Exercise: Give back every entry precisely as written, without any of the images.
** Exercise material follows **
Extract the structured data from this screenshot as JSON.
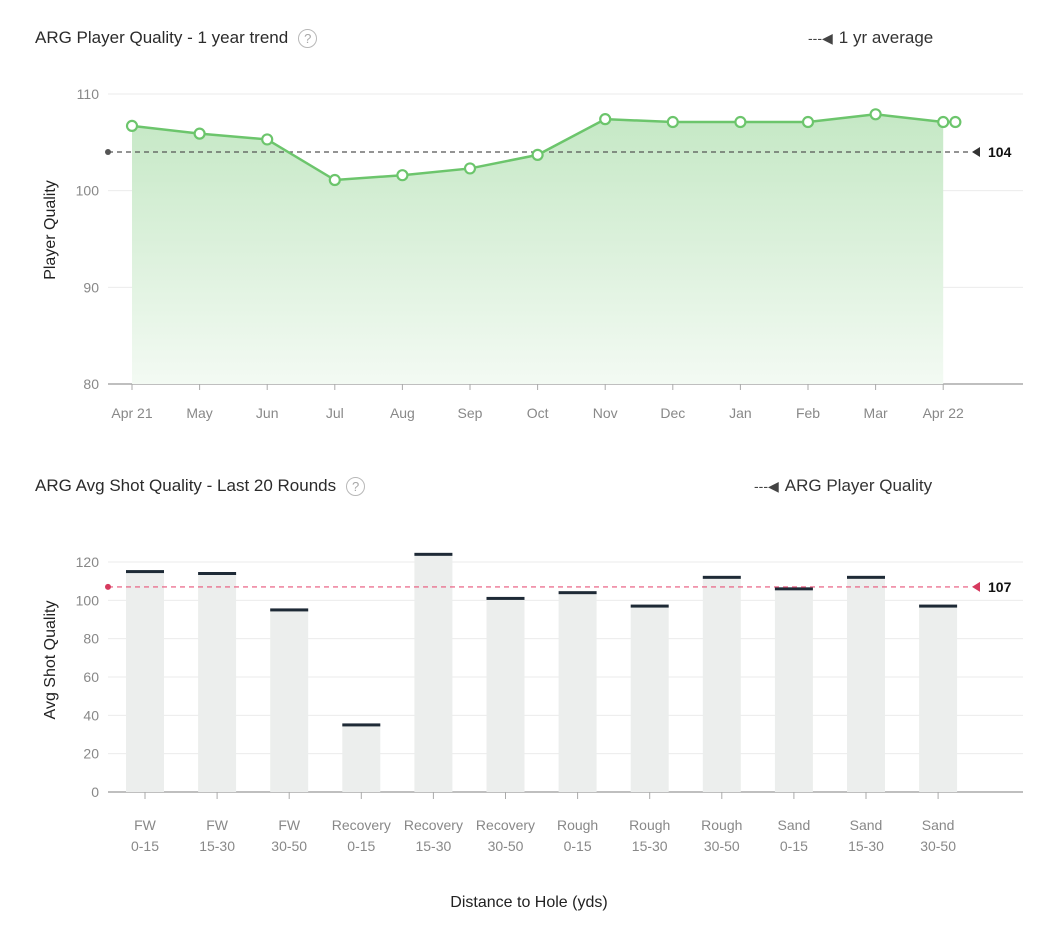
{
  "chart_data": [
    {
      "type": "line",
      "title": "ARG Player Quality - 1 year trend",
      "legend": {
        "label": "1 yr average",
        "symbol": "---◀",
        "position": "top-right"
      },
      "xlabel": "",
      "ylabel": "Player Quality",
      "ylim": [
        80,
        110
      ],
      "yticks": [
        80,
        90,
        100,
        110
      ],
      "categories": [
        "Apr 21",
        "May",
        "Jun",
        "Jul",
        "Aug",
        "Sep",
        "Oct",
        "Nov",
        "Dec",
        "Jan",
        "Feb",
        "Mar",
        "Apr 22"
      ],
      "series": [
        {
          "values": [
            106.7,
            105.9,
            105.3,
            101.1,
            101.6,
            102.3,
            103.7,
            107.4,
            107.1,
            107.1,
            107.1,
            107.9,
            107.1,
            107.1
          ]
        }
      ],
      "x_positions": [
        0,
        1,
        2,
        3,
        4,
        5,
        6,
        7,
        8,
        9,
        10,
        11,
        12,
        12.18
      ],
      "reference_line": {
        "value": 104,
        "label": "104",
        "style": "dashed"
      },
      "colors": {
        "line": "#6cc56c",
        "fill_top": "#c5e8c5",
        "fill_bottom": "#f3faf3",
        "reference": "#555555"
      },
      "grid": true
    },
    {
      "type": "bar",
      "title": "ARG Avg Shot Quality - Last 20 Rounds",
      "legend": {
        "label": "ARG Player Quality",
        "symbol": "---◀",
        "position": "top-right"
      },
      "xlabel": "Distance to Hole (yds)",
      "ylabel": "Avg Shot Quality",
      "ylim": [
        0,
        130
      ],
      "yticks": [
        0,
        20,
        40,
        60,
        80,
        100,
        120
      ],
      "categories": [
        [
          "FW",
          "0-15"
        ],
        [
          "FW",
          "15-30"
        ],
        [
          "FW",
          "30-50"
        ],
        [
          "Recovery",
          "0-15"
        ],
        [
          "Recovery",
          "15-30"
        ],
        [
          "Recovery",
          "30-50"
        ],
        [
          "Rough",
          "0-15"
        ],
        [
          "Rough",
          "15-30"
        ],
        [
          "Rough",
          "30-50"
        ],
        [
          "Sand",
          "0-15"
        ],
        [
          "Sand",
          "15-30"
        ],
        [
          "Sand",
          "30-50"
        ]
      ],
      "values": [
        115,
        114,
        95,
        35,
        124,
        101,
        104,
        97,
        112,
        106,
        112,
        97
      ],
      "reference_line": {
        "value": 107,
        "label": "107",
        "style": "dashed"
      },
      "colors": {
        "bar": "#eceeed",
        "bar_cap": "#1e2a36",
        "reference": "#e8557a",
        "reference_marker": "#d63a5e"
      },
      "grid": true
    }
  ]
}
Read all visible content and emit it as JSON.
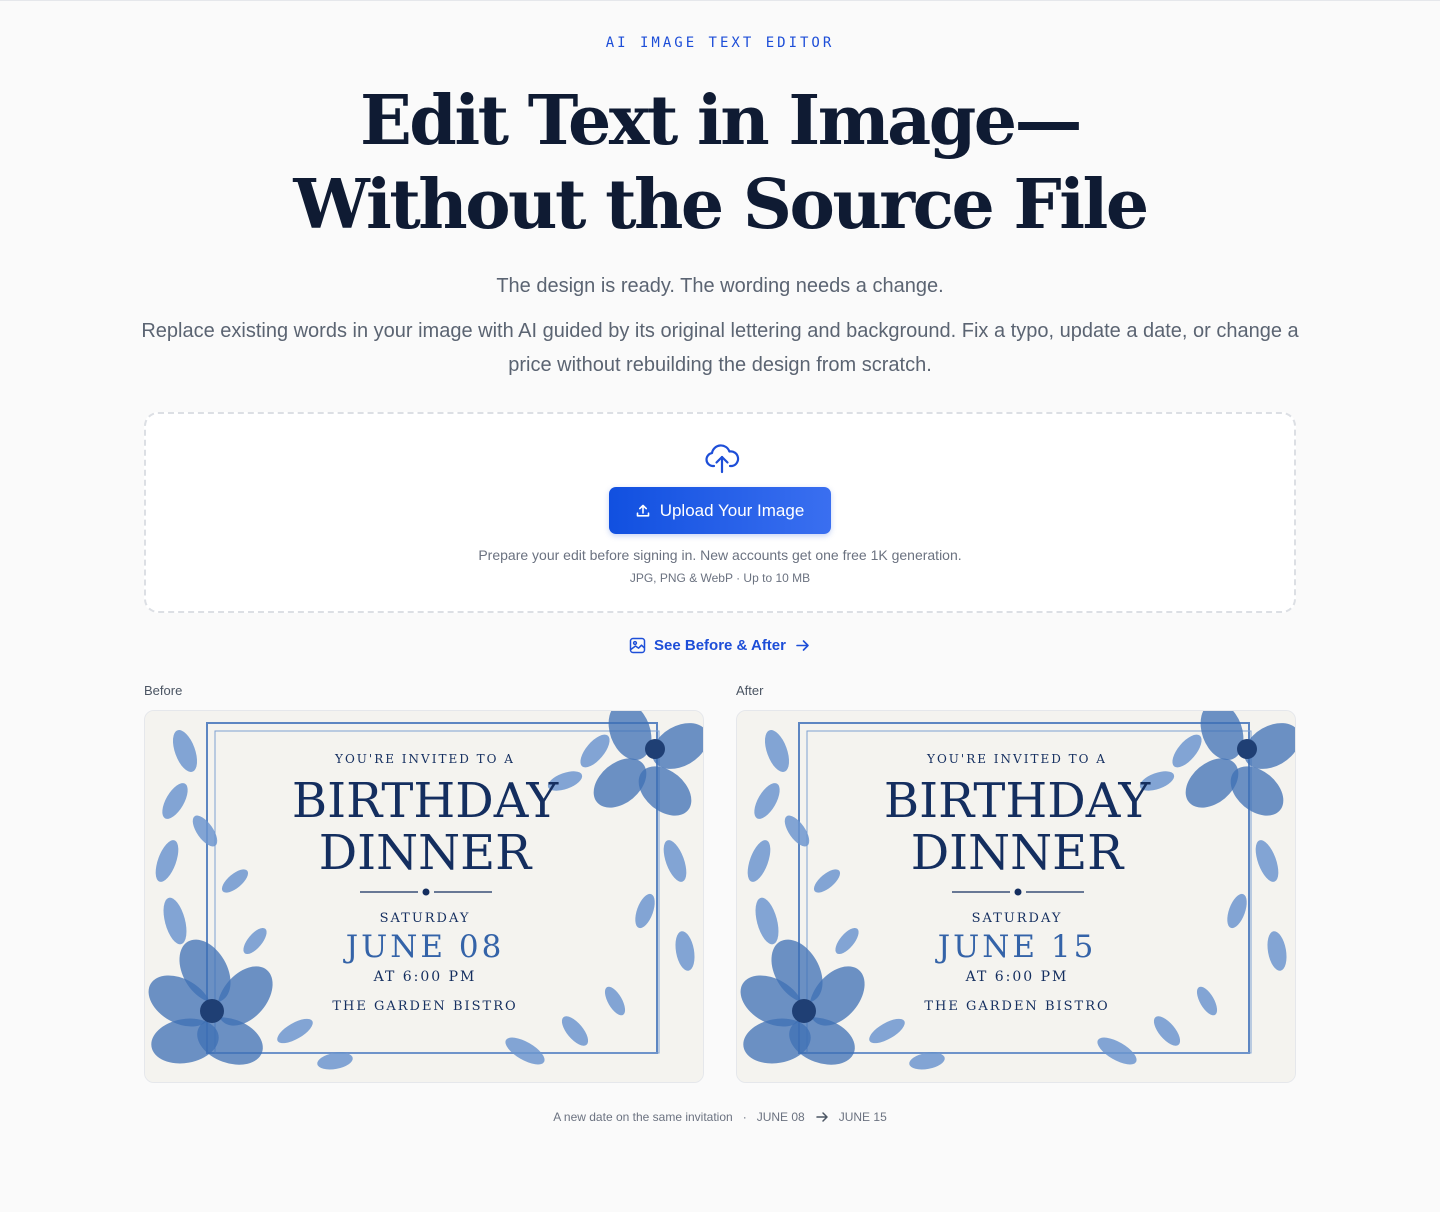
{
  "hero": {
    "eyebrow": "AI IMAGE TEXT EDITOR",
    "headline_line1": "Edit Text in Image—",
    "headline_line2": "Without the Source File",
    "tagline": "The design is ready. The wording needs a change.",
    "description": "Replace existing words in your image with AI guided by its original lettering and background. Fix a typo, update a date, or change a price without rebuilding the design from scratch."
  },
  "upload": {
    "button_label": "Upload Your Image",
    "note": "Prepare your edit before signing in. New accounts get one free 1K generation.",
    "formats": "JPG, PNG & WebP · Up to 10 MB",
    "icons": {
      "cloud": "cloud-upload-icon",
      "button": "upload-icon"
    }
  },
  "see_link": {
    "label": "See Before & After",
    "icons": {
      "leading": "image-icon",
      "trailing": "arrow-right-icon"
    }
  },
  "comparison": {
    "before_label": "Before",
    "after_label": "After",
    "before": {
      "pre": "YOU'RE INVITED TO A",
      "title1": "BIRTHDAY",
      "title2": "DINNER",
      "day": "SATURDAY",
      "date": "JUNE 08",
      "time": "AT 6:00 PM",
      "venue": "THE GARDEN BISTRO"
    },
    "after": {
      "pre": "YOU'RE INVITED TO A",
      "title1": "BIRTHDAY",
      "title2": "DINNER",
      "day": "SATURDAY",
      "date": "JUNE 15",
      "time": "AT 6:00 PM",
      "venue": "THE GARDEN BISTRO"
    }
  },
  "caption": {
    "text": "A new date on the same invitation",
    "separator": "·",
    "from": "JUNE 08",
    "to": "JUNE 15"
  },
  "colors": {
    "accent": "#1d4ed8",
    "headline": "#0f1b33",
    "invite_ink": "#142e5f",
    "invite_date": "#3463a8",
    "flower": "#4d7fc0"
  }
}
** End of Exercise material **
Answer to the problem:
Extract the structured data from this screenshot as JSON.
{
  "chart_data": [
    {
      "type": "line",
      "title": "ARG Player Quality - 1 year trend",
      "legend": {
        "label": "1 yr average",
        "symbol": "---◀",
        "position": "top-right"
      },
      "xlabel": "",
      "ylabel": "Player Quality",
      "ylim": [
        80,
        110
      ],
      "yticks": [
        80,
        90,
        100,
        110
      ],
      "categories": [
        "Apr 21",
        "May",
        "Jun",
        "Jul",
        "Aug",
        "Sep",
        "Oct",
        "Nov",
        "Dec",
        "Jan",
        "Feb",
        "Mar",
        "Apr 22"
      ],
      "series": [
        {
          "values": [
            106.7,
            105.9,
            105.3,
            101.1,
            101.6,
            102.3,
            103.7,
            107.4,
            107.1,
            107.1,
            107.1,
            107.9,
            107.1,
            107.1
          ]
        }
      ],
      "x_positions": [
        0,
        1,
        2,
        3,
        4,
        5,
        6,
        7,
        8,
        9,
        10,
        11,
        12,
        12.18
      ],
      "reference_line": {
        "value": 104,
        "label": "104",
        "style": "dashed"
      },
      "colors": {
        "line": "#6cc56c",
        "fill_top": "#c5e8c5",
        "fill_bottom": "#f3faf3",
        "reference": "#555555"
      },
      "grid": true
    },
    {
      "type": "bar",
      "title": "ARG Avg Shot Quality - Last 20 Rounds",
      "legend": {
        "label": "ARG Player Quality",
        "symbol": "---◀",
        "position": "top-right"
      },
      "xlabel": "Distance to Hole (yds)",
      "ylabel": "Avg Shot Quality",
      "ylim": [
        0,
        130
      ],
      "yticks": [
        0,
        20,
        40,
        60,
        80,
        100,
        120
      ],
      "categories": [
        [
          "FW",
          "0-15"
        ],
        [
          "FW",
          "15-30"
        ],
        [
          "FW",
          "30-50"
        ],
        [
          "Recovery",
          "0-15"
        ],
        [
          "Recovery",
          "15-30"
        ],
        [
          "Recovery",
          "30-50"
        ],
        [
          "Rough",
          "0-15"
        ],
        [
          "Rough",
          "15-30"
        ],
        [
          "Rough",
          "30-50"
        ],
        [
          "Sand",
          "0-15"
        ],
        [
          "Sand",
          "15-30"
        ],
        [
          "Sand",
          "30-50"
        ]
      ],
      "values": [
        115,
        114,
        95,
        35,
        124,
        101,
        104,
        97,
        112,
        106,
        112,
        97
      ],
      "reference_line": {
        "value": 107,
        "label": "107",
        "style": "dashed"
      },
      "colors": {
        "bar": "#eceeed",
        "bar_cap": "#1e2a36",
        "reference": "#e8557a",
        "reference_marker": "#d63a5e"
      },
      "grid": true
    }
  ]
}
Read all visible content and emit it as JSON.
{
  "hero": {
    "eyebrow": "AI IMAGE TEXT EDITOR",
    "headline_line1": "Edit Text in Image—",
    "headline_line2": "Without the Source File",
    "tagline": "The design is ready. The wording needs a change.",
    "description": "Replace existing words in your image with AI guided by its original lettering and background. Fix a typo, update a date, or change a price without rebuilding the design from scratch."
  },
  "upload": {
    "button_label": "Upload Your Image",
    "note": "Prepare your edit before signing in. New accounts get one free 1K generation.",
    "formats": "JPG, PNG & WebP · Up to 10 MB",
    "icons": {
      "cloud": "cloud-upload-icon",
      "button": "upload-icon"
    }
  },
  "see_link": {
    "label": "See Before & After",
    "icons": {
      "leading": "image-icon",
      "trailing": "arrow-right-icon"
    }
  },
  "comparison": {
    "before_label": "Before",
    "after_label": "After",
    "before": {
      "pre": "YOU'RE INVITED TO A",
      "title1": "BIRTHDAY",
      "title2": "DINNER",
      "day": "SATURDAY",
      "date": "JUNE 08",
      "time": "AT 6:00 PM",
      "venue": "THE GARDEN BISTRO"
    },
    "after": {
      "pre": "YOU'RE INVITED TO A",
      "title1": "BIRTHDAY",
      "title2": "DINNER",
      "day": "SATURDAY",
      "date": "JUNE 15",
      "time": "AT 6:00 PM",
      "venue": "THE GARDEN BISTRO"
    }
  },
  "caption": {
    "text": "A new date on the same invitation",
    "separator": "·",
    "from": "JUNE 08",
    "to": "JUNE 15"
  },
  "colors": {
    "accent": "#1d4ed8",
    "headline": "#0f1b33",
    "invite_ink": "#142e5f",
    "invite_date": "#3463a8",
    "flower": "#4d7fc0"
  }
}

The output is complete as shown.